Keep proper journalism alive. It's time to Back the Cable
The Bristol Cable

Watch: The new documentary celebrating Bristol’s inner-city walks

The film profiles a grassroots project called Slow Ways which hopes to get more people walking further – with all the associated benefits.

Video

Since the UK’s first lockdown, many people have discovered or rediscovered the simple magic of walking, for social connection and physical and mental wellbeing.

In February 2020, a grassroots project called Slow Ways tapped into that by creating a network of urban and rural walkways that connect our towns, cities and villages. By that winter, 80,000 volunteers had registered to help walk and review more than 8,000 crowdsourced routes.

The success of Slow Ways has been celebrated in a new documentary short called The Forgiving Path, made by local filmmaker David Mathias, which follows three people on three walks in the Bristol area. He reached out to Slow Ways with the idea after being inspired by the organisation’s goal of “creating a cultural shift in people’s hearts and minds regarding the landscape”.

The documentary features the Bristol Steppin Sistas, a local walking group for women of colour which promotes diversity in the outdoors.

Sophie Brown, who enjoyed walking from a young age, set up the group: “I know walking does big favours for our wellbeing, so I thought to myself, it would be a good idea if we could form a walking group – to share the energy of nature with other women.”

Many of the Black women who ended up joining her had not experienced the nature surrounding Bristol before. But Sophie has encouraged many to join her – even though they hadn’t seen themselves represented in outdoor spaces and had initially feared that they wouldn’t be welcome.

Get our latest stories & essential Bristol news
sent to your inbox every Saturday morning

“The original plan was to focus on Sophie’s individual walking story, but so much of that is based on encouraging other women that it became natural to extend this showing the group she set up,” says Mathias. “It was a pleasure joining one of their walks around Kings Weston House and seeing the huge enjoyment the members received, while helping break down barriers and anxieties.”

David also follows artist Hazel Mountford on her journey from Bristol to her studio in Filton.

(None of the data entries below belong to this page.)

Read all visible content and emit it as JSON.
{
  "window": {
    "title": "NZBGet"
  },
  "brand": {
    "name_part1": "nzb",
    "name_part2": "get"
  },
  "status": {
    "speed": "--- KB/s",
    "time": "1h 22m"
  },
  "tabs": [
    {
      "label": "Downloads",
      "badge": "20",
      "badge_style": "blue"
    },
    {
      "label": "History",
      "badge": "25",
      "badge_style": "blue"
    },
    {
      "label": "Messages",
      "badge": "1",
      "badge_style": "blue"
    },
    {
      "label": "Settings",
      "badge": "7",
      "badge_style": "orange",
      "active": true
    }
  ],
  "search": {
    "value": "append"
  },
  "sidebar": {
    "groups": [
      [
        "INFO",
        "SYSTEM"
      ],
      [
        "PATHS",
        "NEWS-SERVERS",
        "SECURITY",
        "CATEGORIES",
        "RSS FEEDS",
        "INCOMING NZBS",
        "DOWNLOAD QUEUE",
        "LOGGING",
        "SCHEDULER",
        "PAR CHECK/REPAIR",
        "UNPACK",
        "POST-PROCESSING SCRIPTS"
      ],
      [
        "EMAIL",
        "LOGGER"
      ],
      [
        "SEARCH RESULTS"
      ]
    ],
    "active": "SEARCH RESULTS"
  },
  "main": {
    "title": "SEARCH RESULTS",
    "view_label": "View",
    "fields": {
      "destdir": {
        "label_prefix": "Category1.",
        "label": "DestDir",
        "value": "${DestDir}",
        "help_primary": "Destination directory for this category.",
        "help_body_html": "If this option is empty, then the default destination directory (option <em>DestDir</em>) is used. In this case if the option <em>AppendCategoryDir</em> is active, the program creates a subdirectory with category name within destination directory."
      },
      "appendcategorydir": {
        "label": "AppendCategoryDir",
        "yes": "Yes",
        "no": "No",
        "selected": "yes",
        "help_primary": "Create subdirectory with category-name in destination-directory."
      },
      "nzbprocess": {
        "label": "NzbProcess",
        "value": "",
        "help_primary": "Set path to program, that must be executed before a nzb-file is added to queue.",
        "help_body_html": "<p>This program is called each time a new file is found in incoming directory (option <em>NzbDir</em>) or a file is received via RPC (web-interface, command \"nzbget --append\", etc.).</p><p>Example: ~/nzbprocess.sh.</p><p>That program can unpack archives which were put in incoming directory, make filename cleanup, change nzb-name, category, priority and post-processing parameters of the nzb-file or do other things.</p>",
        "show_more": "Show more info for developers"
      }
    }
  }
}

She is thankful following an accident that she’s even able to get somewhere using her own two feet.

“The doctors said to me that the operation I had hadn’t been available five years ago and five years ago I would have lost my foot,” she says. “Those words always stayed with me, I think.”

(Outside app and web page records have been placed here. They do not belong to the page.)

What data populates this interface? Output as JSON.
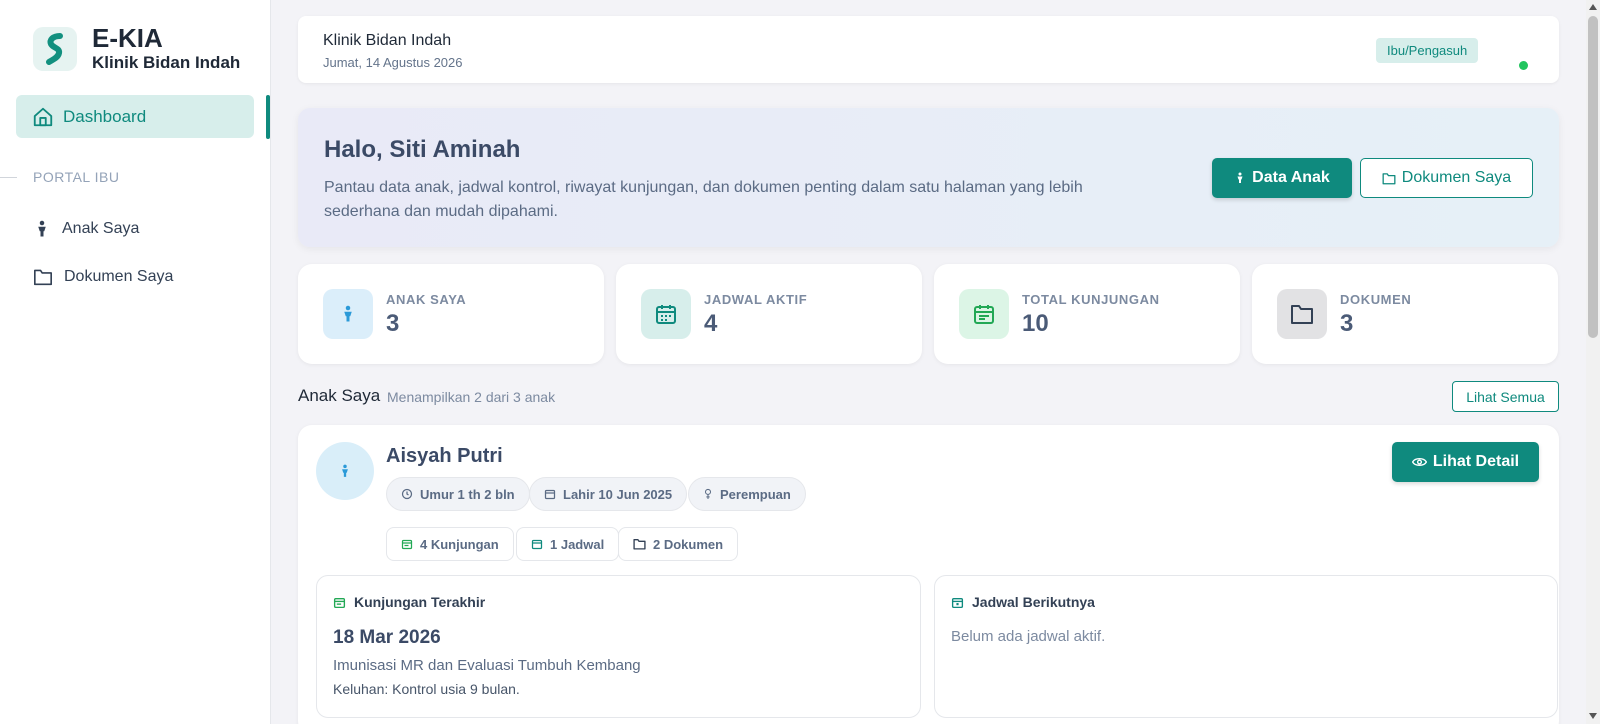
{
  "app": {
    "title": "E-KIA",
    "subtitle": "Klinik Bidan Indah"
  },
  "sidebar": {
    "active_item": "Dashboard",
    "section_label": "PORTAL IBU",
    "items": [
      {
        "label": "Anak Saya",
        "icon": "child-icon"
      },
      {
        "label": "Dokumen Saya",
        "icon": "folder-icon"
      }
    ]
  },
  "topbar": {
    "clinic": "Klinik Bidan Indah",
    "date": "Jumat, 14 Agustus 2026",
    "role": "Ibu/Pengasuh"
  },
  "hero": {
    "greeting": "Halo, Siti Aminah",
    "description": "Pantau data anak, jadwal kontrol, riwayat kunjungan, dan dokumen penting dalam satu halaman yang lebih sederhana dan mudah dipahami.",
    "primary_button": "Data Anak",
    "secondary_button": "Dokumen Saya"
  },
  "stats": [
    {
      "label": "ANAK SAYA",
      "value": "3",
      "icon": "child-icon",
      "color": "#dbeefa"
    },
    {
      "label": "JADWAL AKTIF",
      "value": "4",
      "icon": "calendar-icon",
      "color": "#d7eeeb"
    },
    {
      "label": "TOTAL KUNJUNGAN",
      "value": "10",
      "icon": "visit-icon",
      "color": "#dcf5e6"
    },
    {
      "label": "DOKUMEN",
      "value": "3",
      "icon": "folder-icon",
      "color": "#e2e2e4"
    }
  ],
  "children_section": {
    "title": "Anak Saya",
    "subtitle": "Menampilkan 2 dari 3 anak",
    "view_all": "Lihat Semua"
  },
  "child": {
    "name": "Aisyah Putri",
    "age": "Umur 1 th 2 bln",
    "birth": "Lahir 10 Jun 2025",
    "gender": "Perempuan",
    "visits": "4 Kunjungan",
    "schedules": "1 Jadwal",
    "documents": "2 Dokumen",
    "detail_button": "Lihat Detail",
    "last_visit": {
      "title": "Kunjungan Terakhir",
      "date": "18 Mar 2026",
      "service": "Imunisasi MR dan Evaluasi Tumbuh Kembang",
      "complaint": "Keluhan: Kontrol usia 9 bulan."
    },
    "next_schedule": {
      "title": "Jadwal Berikutnya",
      "empty": "Belum ada jadwal aktif."
    }
  },
  "colors": {
    "accent": "#0f8a7e",
    "accent_light": "#d7eeeb",
    "online": "#22c55e"
  }
}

Join 2,500 Cable members redefining local media

Your support will help the Cable grow, deepening our connections in the city and investigating the issues that matter most in our communities.

Join now

What makes us different?

Comments

Report a comment. Comments are moderated according to our Comment Policy.

Post a comment

Mark if this comment is from the author of the article

By posting a comment you agree to our Comment Policy.

This site uses Akismet to reduce spam. Learn how your comment data is processed.

Related content

‘Hypocritical and unacceptable’: Leading climate academics call out Bristol Uni for accepting fossil fuel funding

Bristol University is an institution famed for its world-leading climate research. But over recent years it’s taken £3m from oil, gas and mining companies.

‘You needed young people’: how one man nurtured a community on an east Bristol allotment site

Tenants of Bristol’s sought-after allotments are pushing back hard on council proposals to hike fees. But back in the 1980s, plots in Eastville at Royate Hill were unloved and at risk – until Mike Feingold took custody of the land.

Local experts condemn Sunak’s draughty homes U-turn as likely to cost lives

Last week, the government announced it would not be raising the minimum energy efficiency standards of privately rented properties – which will leave thousands of renters living in cold homes.

Bristol’s flood defences are being pushed to their limit. What is the city’s long-term plan, and will it be enough?

The council is searching for an extra £100 million to fund future flood defences to protect low-lying areas of the city. While residents call for greater action, the Cable looks across the North Sea to Rotterdam for inspiration.

Urban growers are quietly laying the ground for a food revolution. Can it become a reality?

Growing fruit and veg close to home is better for our health – and could help keep us fed when climate change disrupts supply chains. Could doing more of it provide a secure, affordable, and sustainable way of meeting Bristol's needs?

Campaigners ‘marry’ River Avon as battle against water sewage pollution continues

Since the mayor’s decision in November not to grant special status to a popular swimming spot, sewage has been discharged into the Avon for the equivalent of 35 days.

Join our newsletter

Get the essential stories you won’t find anywhere else

Subscribe to the Cable newsletter to get our weekly round-up direct to your inbox every Saturday

Join our newsletter

Subscribe to the Cable newsletter

Get our latest stories & essential Bristol news
sent to your inbox every Saturday morning